Over the last several weeks I’ve talked at length about bracket seeding, covering the 3 most common methods: random, ranked and regional. I’ve outlined definitions, strengths and weaknesses of each technique and explained how they can all make positive contributions to the bracket seeding process.
This week I’ll conclude this series on bracket seeding by talking about manual adjustments, ending with a summary of the bracket seeding topics raised.
Battle Arena Melbourne (BAM) is this weekend (1st-2nd Oct)! Along with securing builds of Capcom’s new fighting games: Ultimate Marvel vs. Capcom 3 and Street Fighter x Tekken, the boys at BAM will also have Soul Calibur 5 playable as well!
Another thing worth noting is the 18+ pre party at the Manabar in Melbourne. This is on the Thursday before, so get there early!
For more information visit the BAM website or check out the BAM thread on the OzHadou forums.
And if you’re not able to attend this weekend, you can check into the stream done by Shadowloo.
We now know what regional seeding is and have a good set of rules for implementing it. To conclude this series on regional seeding I’ll discuss some of the features in the BSG designed to assist with the regional seeding process.
This week I’ll demonstrate practical problems with regional seeding and how to deal with them when using the BSG. I’ll also discuss combining ranked and regional seeding, and provide a large example based on registration data from the EVO APAC tournament of 2010.
The Australian Cyber League finals have just concluded, with Queensland’s NefeliousG (Tom) taking first place in Marvel vs. Capcom 3, and ToXY taking the Super Street Fighter IV: Arcade Edition crown.
There was strong representation from interstate players, and the event was streamed live, so it was a great weekend of fighting games for Australia.

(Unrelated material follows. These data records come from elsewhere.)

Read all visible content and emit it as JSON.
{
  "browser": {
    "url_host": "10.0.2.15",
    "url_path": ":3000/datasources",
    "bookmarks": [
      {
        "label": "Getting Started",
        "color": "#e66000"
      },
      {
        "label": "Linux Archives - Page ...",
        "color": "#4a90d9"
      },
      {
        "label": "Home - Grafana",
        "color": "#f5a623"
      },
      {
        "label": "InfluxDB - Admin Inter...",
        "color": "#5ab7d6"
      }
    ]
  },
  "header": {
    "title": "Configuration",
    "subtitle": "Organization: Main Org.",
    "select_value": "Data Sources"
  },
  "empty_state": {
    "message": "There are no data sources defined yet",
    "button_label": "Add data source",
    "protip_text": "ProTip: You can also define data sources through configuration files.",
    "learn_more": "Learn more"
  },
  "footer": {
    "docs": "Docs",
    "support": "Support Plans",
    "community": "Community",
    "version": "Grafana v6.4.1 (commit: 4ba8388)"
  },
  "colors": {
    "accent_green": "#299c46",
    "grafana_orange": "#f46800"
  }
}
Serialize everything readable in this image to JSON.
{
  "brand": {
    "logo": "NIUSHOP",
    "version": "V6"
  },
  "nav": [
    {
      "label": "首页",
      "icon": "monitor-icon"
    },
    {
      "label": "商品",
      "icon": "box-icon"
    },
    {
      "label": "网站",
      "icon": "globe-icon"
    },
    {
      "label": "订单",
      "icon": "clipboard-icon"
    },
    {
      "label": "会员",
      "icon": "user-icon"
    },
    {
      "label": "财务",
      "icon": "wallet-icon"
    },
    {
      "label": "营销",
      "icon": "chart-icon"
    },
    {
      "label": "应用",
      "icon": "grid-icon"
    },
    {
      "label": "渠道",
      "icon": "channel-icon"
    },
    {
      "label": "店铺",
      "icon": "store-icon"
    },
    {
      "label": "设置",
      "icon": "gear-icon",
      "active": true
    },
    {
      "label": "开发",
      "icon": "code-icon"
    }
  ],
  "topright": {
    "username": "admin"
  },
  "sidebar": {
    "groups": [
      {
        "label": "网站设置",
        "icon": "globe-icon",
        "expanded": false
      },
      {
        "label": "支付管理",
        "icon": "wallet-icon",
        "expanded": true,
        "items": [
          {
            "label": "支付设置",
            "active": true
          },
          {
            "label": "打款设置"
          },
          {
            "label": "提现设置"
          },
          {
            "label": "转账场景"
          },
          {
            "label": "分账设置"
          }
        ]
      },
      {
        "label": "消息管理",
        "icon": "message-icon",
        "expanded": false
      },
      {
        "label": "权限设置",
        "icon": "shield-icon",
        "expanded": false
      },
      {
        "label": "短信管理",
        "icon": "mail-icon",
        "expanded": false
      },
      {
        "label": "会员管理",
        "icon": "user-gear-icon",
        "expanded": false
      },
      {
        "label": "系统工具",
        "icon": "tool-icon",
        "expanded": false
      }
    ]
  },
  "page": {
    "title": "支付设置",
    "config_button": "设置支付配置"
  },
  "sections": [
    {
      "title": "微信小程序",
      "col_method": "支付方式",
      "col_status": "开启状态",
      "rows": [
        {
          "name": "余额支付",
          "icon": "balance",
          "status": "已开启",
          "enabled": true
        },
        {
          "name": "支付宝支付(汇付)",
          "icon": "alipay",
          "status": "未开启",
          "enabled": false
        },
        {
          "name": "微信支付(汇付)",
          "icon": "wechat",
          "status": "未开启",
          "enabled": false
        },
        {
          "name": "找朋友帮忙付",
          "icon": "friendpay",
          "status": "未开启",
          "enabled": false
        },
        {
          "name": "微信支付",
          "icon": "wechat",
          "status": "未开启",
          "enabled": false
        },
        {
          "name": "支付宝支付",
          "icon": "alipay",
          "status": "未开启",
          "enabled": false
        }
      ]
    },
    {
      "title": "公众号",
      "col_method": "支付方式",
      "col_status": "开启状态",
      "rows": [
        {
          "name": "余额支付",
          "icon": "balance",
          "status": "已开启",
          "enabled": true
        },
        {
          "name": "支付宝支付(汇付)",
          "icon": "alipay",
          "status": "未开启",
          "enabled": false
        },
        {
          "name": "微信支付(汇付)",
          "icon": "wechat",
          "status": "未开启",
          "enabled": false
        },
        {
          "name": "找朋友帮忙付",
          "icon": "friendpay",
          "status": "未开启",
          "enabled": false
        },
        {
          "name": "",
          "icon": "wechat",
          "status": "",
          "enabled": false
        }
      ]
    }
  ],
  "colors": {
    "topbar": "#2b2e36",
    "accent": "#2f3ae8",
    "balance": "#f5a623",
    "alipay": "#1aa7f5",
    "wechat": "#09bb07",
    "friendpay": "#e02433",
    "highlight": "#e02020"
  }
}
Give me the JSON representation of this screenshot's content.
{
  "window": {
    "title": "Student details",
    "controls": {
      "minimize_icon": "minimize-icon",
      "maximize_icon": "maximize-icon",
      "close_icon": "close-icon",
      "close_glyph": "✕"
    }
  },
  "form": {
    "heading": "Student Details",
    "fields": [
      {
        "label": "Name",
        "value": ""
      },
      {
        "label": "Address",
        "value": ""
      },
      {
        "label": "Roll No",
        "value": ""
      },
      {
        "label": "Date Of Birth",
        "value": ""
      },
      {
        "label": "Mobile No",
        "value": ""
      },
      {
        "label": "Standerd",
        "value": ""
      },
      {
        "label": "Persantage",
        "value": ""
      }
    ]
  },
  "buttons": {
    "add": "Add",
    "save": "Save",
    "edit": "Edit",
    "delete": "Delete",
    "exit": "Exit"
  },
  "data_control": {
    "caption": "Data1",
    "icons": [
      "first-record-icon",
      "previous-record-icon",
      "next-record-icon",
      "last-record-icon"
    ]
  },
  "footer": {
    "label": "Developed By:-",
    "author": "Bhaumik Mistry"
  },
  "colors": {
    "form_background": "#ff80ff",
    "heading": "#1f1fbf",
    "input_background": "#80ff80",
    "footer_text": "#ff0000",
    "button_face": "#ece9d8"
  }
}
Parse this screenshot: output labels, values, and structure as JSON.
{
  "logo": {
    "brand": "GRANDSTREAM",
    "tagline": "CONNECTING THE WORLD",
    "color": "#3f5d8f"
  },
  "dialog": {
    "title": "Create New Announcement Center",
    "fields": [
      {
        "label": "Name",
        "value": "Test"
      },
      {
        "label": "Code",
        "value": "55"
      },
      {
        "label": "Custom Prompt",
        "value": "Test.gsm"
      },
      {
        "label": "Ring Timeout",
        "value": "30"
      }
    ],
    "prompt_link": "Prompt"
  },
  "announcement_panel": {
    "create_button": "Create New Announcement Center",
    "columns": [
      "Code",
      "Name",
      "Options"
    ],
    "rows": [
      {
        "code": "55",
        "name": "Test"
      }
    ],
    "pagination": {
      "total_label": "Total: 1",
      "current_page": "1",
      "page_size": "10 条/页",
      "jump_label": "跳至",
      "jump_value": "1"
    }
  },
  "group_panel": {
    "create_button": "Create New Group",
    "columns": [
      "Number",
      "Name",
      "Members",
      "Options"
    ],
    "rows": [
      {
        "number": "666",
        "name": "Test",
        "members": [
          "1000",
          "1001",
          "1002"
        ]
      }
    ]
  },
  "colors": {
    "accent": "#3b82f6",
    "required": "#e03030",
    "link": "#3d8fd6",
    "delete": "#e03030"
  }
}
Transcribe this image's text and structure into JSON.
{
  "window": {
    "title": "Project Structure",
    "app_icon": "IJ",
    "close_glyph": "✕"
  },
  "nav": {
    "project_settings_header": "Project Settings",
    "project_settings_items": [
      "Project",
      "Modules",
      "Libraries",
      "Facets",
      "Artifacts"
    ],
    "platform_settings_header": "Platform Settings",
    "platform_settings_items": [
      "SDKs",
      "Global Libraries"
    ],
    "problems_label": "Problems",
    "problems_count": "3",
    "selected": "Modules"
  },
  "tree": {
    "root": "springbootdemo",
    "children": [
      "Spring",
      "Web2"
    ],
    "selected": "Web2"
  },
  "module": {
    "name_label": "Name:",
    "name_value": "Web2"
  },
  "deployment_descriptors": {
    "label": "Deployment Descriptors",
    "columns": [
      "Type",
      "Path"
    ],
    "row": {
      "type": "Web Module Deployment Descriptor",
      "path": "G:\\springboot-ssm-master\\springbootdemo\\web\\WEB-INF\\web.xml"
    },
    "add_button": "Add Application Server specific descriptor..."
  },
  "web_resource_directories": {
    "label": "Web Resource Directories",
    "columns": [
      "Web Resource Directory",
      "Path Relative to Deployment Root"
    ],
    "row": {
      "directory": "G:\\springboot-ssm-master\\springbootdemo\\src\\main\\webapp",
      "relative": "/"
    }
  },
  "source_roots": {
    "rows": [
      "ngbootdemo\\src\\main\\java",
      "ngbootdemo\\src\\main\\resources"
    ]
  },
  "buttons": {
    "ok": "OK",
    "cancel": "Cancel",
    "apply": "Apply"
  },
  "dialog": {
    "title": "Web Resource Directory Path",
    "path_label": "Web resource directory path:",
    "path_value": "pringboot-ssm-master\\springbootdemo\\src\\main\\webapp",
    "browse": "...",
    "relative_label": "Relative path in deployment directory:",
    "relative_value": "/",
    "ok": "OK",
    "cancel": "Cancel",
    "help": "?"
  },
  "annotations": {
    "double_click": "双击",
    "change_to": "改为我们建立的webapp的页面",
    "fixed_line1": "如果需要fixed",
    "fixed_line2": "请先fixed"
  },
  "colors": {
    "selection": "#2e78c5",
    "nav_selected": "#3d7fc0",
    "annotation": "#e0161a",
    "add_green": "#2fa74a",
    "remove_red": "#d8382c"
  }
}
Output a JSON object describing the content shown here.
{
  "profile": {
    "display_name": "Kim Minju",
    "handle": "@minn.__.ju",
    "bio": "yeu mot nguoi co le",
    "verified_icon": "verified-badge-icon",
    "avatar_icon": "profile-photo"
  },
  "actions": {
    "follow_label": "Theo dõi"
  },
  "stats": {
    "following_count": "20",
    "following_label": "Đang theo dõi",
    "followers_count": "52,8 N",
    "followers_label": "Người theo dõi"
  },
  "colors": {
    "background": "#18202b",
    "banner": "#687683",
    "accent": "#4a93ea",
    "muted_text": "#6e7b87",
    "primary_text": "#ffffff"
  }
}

Check out the results for SFIV: AE here, and MVC3 here.
The next entry in Kotaku AU’s interview series features Sydney’s own Humanbomb!
It’s a big shame that a player of such calibre is leaving our shores as Jonny is moving back to Hong Kong soon.
In the meantime, check out his article and the special “Farewell to Humanbomb” 99 York Street event being held in Sydney on the 8th of October.
In last week’s article I started talking about regional seeding, introducing the concept and how it is typically used as part of a hybrid method alongside random seeding. This week I will discuss the practical challenges presented by regional seeding.
Part 2 of this article looks at the concept of regional spread and how this can be defined in practise. I’ll consider some basic definitions that turn out to be unreliable, and introduce a more robust definition that is best implemented using bracket generation applications like the BSG.
Over the last few weeks I’ve covered 2 types of bracket seeding, random and ranked. The last seeding method I’m going to talk about is regional seeding.
Since this is the most complex seeding method, this article will be split into 3 parts. Part 1 will define the concept of regional seeding and explain why it’s useful. Part 2 will go into detail regarding the mechanics of regional seeding. Finally in part 3 I’ll explain how the BSG manages regional seeding and demonstrate how to use the BSG to seed large tournaments by region.
The organisers of Battle Arena Melbourne (BAM) have secured builds of Capcom’s eagerly anticipated new fighting games: Ultimate Marvel vs. Capcom 3 and Street Fighter x Tekken.
This is a very rare opportunity for Australian players to sample these games prior to their release. BAM will also feature the usual line-up of tournament games, plenty of casual play and their new community awards.
BAM is taking place in Melbourne on the 1st-2nd of October 2011. For more information visit the BAM website or check out the BAM thread on the OzHadou forums.
Kotaku AU sits down with Brisbane’s own Tom Body:
Training With The Pros: NefeliousG
Read up on Tom’s history, his EVO training regimen, and learn just how you can be as awesome as he is.
Leave a comment on Kotaku or the Ozhadou thread.
The second bracket seeding method I’ve been discussing is ranked seeding. Last week I defined what ranked seeding is and how it can give top players a better chance of placing high in a double elimination bracket. I focused on the “extreme” case where every player’s seed is assigned by rank.
In part 2 of this article I’ll outline some of the weaknesses of ranked seeding. I will then discuss the more typical application of ranked seeding, which involves a hybrid of random and ranked seeding techniques.